Enterprising Engines is the twenty-third book of the Railway Series.
Reverend W. Awdry
Gunvor and Peter Edwards
Edmund Ward Egmont Publishing
1968 - present
Dear Richard, Do you remember the photographs you took of what happened to your train on the way to Waterloo in April 1967? Your Mother, very kindly, gave me a set, and they helped our artist to draw at least two of the pictures for "Super Rescue".
Anyway, "Super Rescue" is the story which your pictures told me. I hope you will enjoy it, and the other three stories as well.
The engines wrongly attribute Gordon's surly mood to boiler sludge from a dodgy water-tower on the mainland, and matters are made worse when Gordon finds only one of his brothers are left in existence.
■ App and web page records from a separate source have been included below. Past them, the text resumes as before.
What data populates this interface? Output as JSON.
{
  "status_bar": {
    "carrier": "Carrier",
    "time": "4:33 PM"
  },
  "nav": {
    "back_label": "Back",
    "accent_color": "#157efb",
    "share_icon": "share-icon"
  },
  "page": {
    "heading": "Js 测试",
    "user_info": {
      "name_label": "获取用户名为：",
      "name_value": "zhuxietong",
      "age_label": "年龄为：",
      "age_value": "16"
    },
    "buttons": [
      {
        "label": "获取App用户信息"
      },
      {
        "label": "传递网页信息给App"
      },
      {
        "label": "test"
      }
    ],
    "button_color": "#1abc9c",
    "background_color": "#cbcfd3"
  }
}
The Fat Controller feels sorry for Gordon and arranges for his brother, Flying Scotsman, to visit, but Henry is jealous of "Flying Scotsman's" two tenders and claims he deserves another. Duck offers Henry six tenders. Henry is delighted and accepts, but is made to look like a fool when it is revealed they are full of boiler sludge!
Two diesels, 7101 and 199, arrive. 7101 is friendly, but 199 is rude, saying diesels are more reliable than steam engines. Later, Henry is riding home tender-first, his regulator jammed, and meets 199 with a train of oil-tankers at a signalbox. 199, ironically, has failed, and so does 7101 after his ejector leaks and he is unable to pull his passenger train. Henry, with some help from 7101, still able to move, bravely takes 199, the oil-tankers and the passengers to the next station. "Flying Scotsman", to the delight of the passengers, takes the passenger train, while Donald takes the goods. 199 is sent away in disgrace and Henry helps 7101 to the shed.
Douglas has taken the "Midnight Goods" to the Other Railway, and is preparing to return when a stranded steam engine, Oliver, asks for help. Douglas buffers up, and the two crews scribble "Scrap" over Oliver. However, a diesel shouts out a warning, and the foreman stops them. They manage to sweet-talk their way past, and eventually reach the Works. A friendly watchman shows them where to hide Oliver, his coach Isabel and his brakevan Toad.
Douglas arrives in time to see Flying Scotsman off, and tells the others his news. The Fat Controller overhears and enquires about the fuss. Duck tells him they need another steam engine, but the Fat Controller gravely tells them they are rare to find. Douglas is about to interrupt when the Fat Controller reveals Oliver is being mended. In the end, 7101 stays and is renamed "Bear" after the growling noises he sometimes makes; Oliver, Isabel, and Toad are repainted, three new coaches are rescued from scrapping and given to Oliver and Duck, and the Fat Controller re-opens the Arlesburgh branch and asks Duck and Oliver to run it.
- Donald and Douglas
- Flying Scotsman
- The Fat Controller
- Toad (does not speak)
- Isabel and Dulcie (do not speak)
- Alice and Mirabel (do not speak)
- Other Railway Diesels (do not speak)
- The Passing Diesel (not seen)
- 1968 was the year steam was finally withdrawn on British Railways.
- In the second illustration of Super Rescue you can see a British Petroleum symbol.
- "Super Rescue" is based off a real event which happened at Waterloo in 1967.
- The Reverend acknowledged the help given by Flying Scotsman's owner, Mr. A. E. Pegler, and his assistant, Mr. E. Hoyle, in the preparation of this book.
- In the seventh illustration of "Super Rescue", Flying Scotsman only has one tender.
- In the seventh illustation of "Tenders for Henry", Donald and Douglas have Fowler tenders.
- Bear's face is smaller in "Little Western" than it is in "Super Rescue".